■ Your task
Only an exact reprint of all the data is acceptable.

■ Interface dataset entries

╭──

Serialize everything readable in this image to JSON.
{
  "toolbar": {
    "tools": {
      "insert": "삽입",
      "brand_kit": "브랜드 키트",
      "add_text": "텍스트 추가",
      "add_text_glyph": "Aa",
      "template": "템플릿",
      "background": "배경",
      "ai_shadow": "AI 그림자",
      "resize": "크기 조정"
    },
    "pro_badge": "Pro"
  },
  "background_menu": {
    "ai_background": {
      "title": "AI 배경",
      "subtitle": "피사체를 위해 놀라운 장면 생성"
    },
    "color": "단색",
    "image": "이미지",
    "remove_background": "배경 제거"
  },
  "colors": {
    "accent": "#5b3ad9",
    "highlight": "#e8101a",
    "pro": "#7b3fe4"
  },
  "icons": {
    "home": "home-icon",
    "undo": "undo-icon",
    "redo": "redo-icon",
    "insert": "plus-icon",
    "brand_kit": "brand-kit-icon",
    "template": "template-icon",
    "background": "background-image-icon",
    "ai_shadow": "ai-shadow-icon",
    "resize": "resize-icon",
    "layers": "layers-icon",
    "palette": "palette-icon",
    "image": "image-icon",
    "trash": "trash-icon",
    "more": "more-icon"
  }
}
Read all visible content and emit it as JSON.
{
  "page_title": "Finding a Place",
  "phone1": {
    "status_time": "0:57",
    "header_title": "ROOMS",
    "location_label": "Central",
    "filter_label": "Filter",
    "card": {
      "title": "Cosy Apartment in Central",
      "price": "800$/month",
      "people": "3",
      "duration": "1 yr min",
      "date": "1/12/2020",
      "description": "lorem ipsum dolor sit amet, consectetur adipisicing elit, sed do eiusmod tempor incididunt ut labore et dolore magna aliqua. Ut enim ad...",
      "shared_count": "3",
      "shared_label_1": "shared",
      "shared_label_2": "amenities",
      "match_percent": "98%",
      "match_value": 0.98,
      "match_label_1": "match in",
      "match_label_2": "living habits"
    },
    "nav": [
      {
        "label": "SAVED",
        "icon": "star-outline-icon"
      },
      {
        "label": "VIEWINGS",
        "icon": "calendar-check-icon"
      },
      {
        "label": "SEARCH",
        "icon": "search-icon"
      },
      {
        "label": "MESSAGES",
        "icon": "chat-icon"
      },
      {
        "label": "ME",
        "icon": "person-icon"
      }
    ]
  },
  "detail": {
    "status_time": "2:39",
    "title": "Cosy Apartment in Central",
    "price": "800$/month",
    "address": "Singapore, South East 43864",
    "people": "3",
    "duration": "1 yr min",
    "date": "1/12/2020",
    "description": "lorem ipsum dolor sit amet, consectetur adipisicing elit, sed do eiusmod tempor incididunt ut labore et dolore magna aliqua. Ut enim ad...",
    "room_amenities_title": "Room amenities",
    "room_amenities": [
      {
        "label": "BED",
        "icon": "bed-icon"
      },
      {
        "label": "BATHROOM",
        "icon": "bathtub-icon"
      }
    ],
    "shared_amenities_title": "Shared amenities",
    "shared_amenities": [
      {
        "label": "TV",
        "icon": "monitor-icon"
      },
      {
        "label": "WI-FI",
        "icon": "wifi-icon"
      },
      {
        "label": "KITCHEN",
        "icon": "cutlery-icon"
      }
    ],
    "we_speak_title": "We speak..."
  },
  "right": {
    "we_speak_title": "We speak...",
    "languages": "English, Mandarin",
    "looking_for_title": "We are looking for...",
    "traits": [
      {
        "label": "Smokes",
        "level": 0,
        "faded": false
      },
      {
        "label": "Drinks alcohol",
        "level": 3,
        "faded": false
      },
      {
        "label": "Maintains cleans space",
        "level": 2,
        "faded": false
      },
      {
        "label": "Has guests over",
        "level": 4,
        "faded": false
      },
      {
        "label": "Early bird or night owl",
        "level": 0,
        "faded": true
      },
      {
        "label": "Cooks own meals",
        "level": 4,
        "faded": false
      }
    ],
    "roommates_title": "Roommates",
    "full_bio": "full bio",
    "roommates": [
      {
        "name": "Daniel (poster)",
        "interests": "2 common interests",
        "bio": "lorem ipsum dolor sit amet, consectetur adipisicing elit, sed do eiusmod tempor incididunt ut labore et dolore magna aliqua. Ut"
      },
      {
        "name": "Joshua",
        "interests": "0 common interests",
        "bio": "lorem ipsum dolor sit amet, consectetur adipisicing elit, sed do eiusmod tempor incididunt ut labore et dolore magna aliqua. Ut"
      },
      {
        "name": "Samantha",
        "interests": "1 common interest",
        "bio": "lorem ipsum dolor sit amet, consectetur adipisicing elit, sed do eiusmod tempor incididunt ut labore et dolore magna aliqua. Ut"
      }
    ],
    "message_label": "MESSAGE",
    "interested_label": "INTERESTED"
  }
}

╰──

■ Answer space
Serialize everything readable in this image to JSON.
{
  "toolbar": {
    "tools": {
      "insert": "삽입",
      "brand_kit": "브랜드 키트",
      "add_text": "텍스트 추가",
      "add_text_glyph": "Aa",
      "template": "템플릿",
      "background": "배경",
      "ai_shadow": "AI 그림자",
      "resize": "크기 조정"
    },
    "pro_badge": "Pro"
  },
  "background_menu": {
    "ai_background": {
      "title": "AI 배경",
      "subtitle": "피사체를 위해 놀라운 장면 생성"
    },
    "color": "단색",
    "image": "이미지",
    "remove_background": "배경 제거"
  },
  "colors": {
    "accent": "#5b3ad9",
    "highlight": "#e8101a",
    "pro": "#7b3fe4"
  },
  "icons": {
    "home": "home-icon",
    "undo": "undo-icon",
    "redo": "redo-icon",
    "insert": "plus-icon",
    "brand_kit": "brand-kit-icon",
    "template": "template-icon",
    "background": "background-image-icon",
    "ai_shadow": "ai-shadow-icon",
    "resize": "resize-icon",
    "layers": "layers-icon",
    "palette": "palette-icon",
    "image": "image-icon",
    "trash": "trash-icon",
    "more": "more-icon"
  }
}
Read all visible content and emit it as JSON.
{
  "page_title": "Finding a Place",
  "phone1": {
    "status_time": "0:57",
    "header_title": "ROOMS",
    "location_label": "Central",
    "filter_label": "Filter",
    "card": {
      "title": "Cosy Apartment in Central",
      "price": "800$/month",
      "people": "3",
      "duration": "1 yr min",
      "date": "1/12/2020",
      "description": "lorem ipsum dolor sit amet, consectetur adipisicing elit, sed do eiusmod tempor incididunt ut labore et dolore magna aliqua. Ut enim ad...",
      "shared_count": "3",
      "shared_label_1": "shared",
      "shared_label_2": "amenities",
      "match_percent": "98%",
      "match_value": 0.98,
      "match_label_1": "match in",
      "match_label_2": "living habits"
    },
    "nav": [
      {
        "label": "SAVED",
        "icon": "star-outline-icon"
      },
      {
        "label": "VIEWINGS",
        "icon": "calendar-check-icon"
      },
      {
        "label": "SEARCH",
        "icon": "search-icon"
      },
      {
        "label": "MESSAGES",
        "icon": "chat-icon"
      },
      {
        "label": "ME",
        "icon": "person-icon"
      }
    ]
  },
  "detail": {
    "status_time": "2:39",
    "title": "Cosy Apartment in Central",
    "price": "800$/month",
    "address": "Singapore, South East 43864",
    "people": "3",
    "duration": "1 yr min",
    "date": "1/12/2020",
    "description": "lorem ipsum dolor sit amet, consectetur adipisicing elit, sed do eiusmod tempor incididunt ut labore et dolore magna aliqua. Ut enim ad...",
    "room_amenities_title": "Room amenities",
    "room_amenities": [
      {
        "label": "BED",
        "icon": "bed-icon"
      },
      {
        "label": "BATHROOM",
        "icon": "bathtub-icon"
      }
    ],
    "shared_amenities_title": "Shared amenities",
    "shared_amenities": [
      {
        "label": "TV",
        "icon": "monitor-icon"
      },
      {
        "label": "WI-FI",
        "icon": "wifi-icon"
      },
      {
        "label": "KITCHEN",
        "icon": "cutlery-icon"
      }
    ],
    "we_speak_title": "We speak..."
  },
  "right": {
    "we_speak_title": "We speak...",
    "languages": "English, Mandarin",
    "looking_for_title": "We are looking for...",
    "traits": [
      {
        "label": "Smokes",
        "level": 0,
        "faded": false
      },
      {
        "label": "Drinks alcohol",
        "level": 3,
        "faded": false
      },
      {
        "label": "Maintains cleans space",
        "level": 2,
        "faded": false
      },
      {
        "label": "Has guests over",
        "level": 4,
        "faded": false
      },
      {
        "label": "Early bird or night owl",
        "level": 0,
        "faded": true
      },
      {
        "label": "Cooks own meals",
        "level": 4,
        "faded": false
      }
    ],
    "roommates_title": "Roommates",
    "full_bio": "full bio",
    "roommates": [
      {
        "name": "Daniel (poster)",
        "interests": "2 common interests",
        "bio": "lorem ipsum dolor sit amet, consectetur adipisicing elit, sed do eiusmod tempor incididunt ut labore et dolore magna aliqua. Ut"
      },
      {
        "name": "Joshua",
        "interests": "0 common interests",
        "bio": "lorem ipsum dolor sit amet, consectetur adipisicing elit, sed do eiusmod tempor incididunt ut labore et dolore magna aliqua. Ut"
      },
      {
        "name": "Samantha",
        "interests": "1 common interest",
        "bio": "lorem ipsum dolor sit amet, consectetur adipisicing elit, sed do eiusmod tempor incididunt ut labore et dolore magna aliqua. Ut"
      }
    ],
    "message_label": "MESSAGE",
    "interested_label": "INTERESTED"
  }
}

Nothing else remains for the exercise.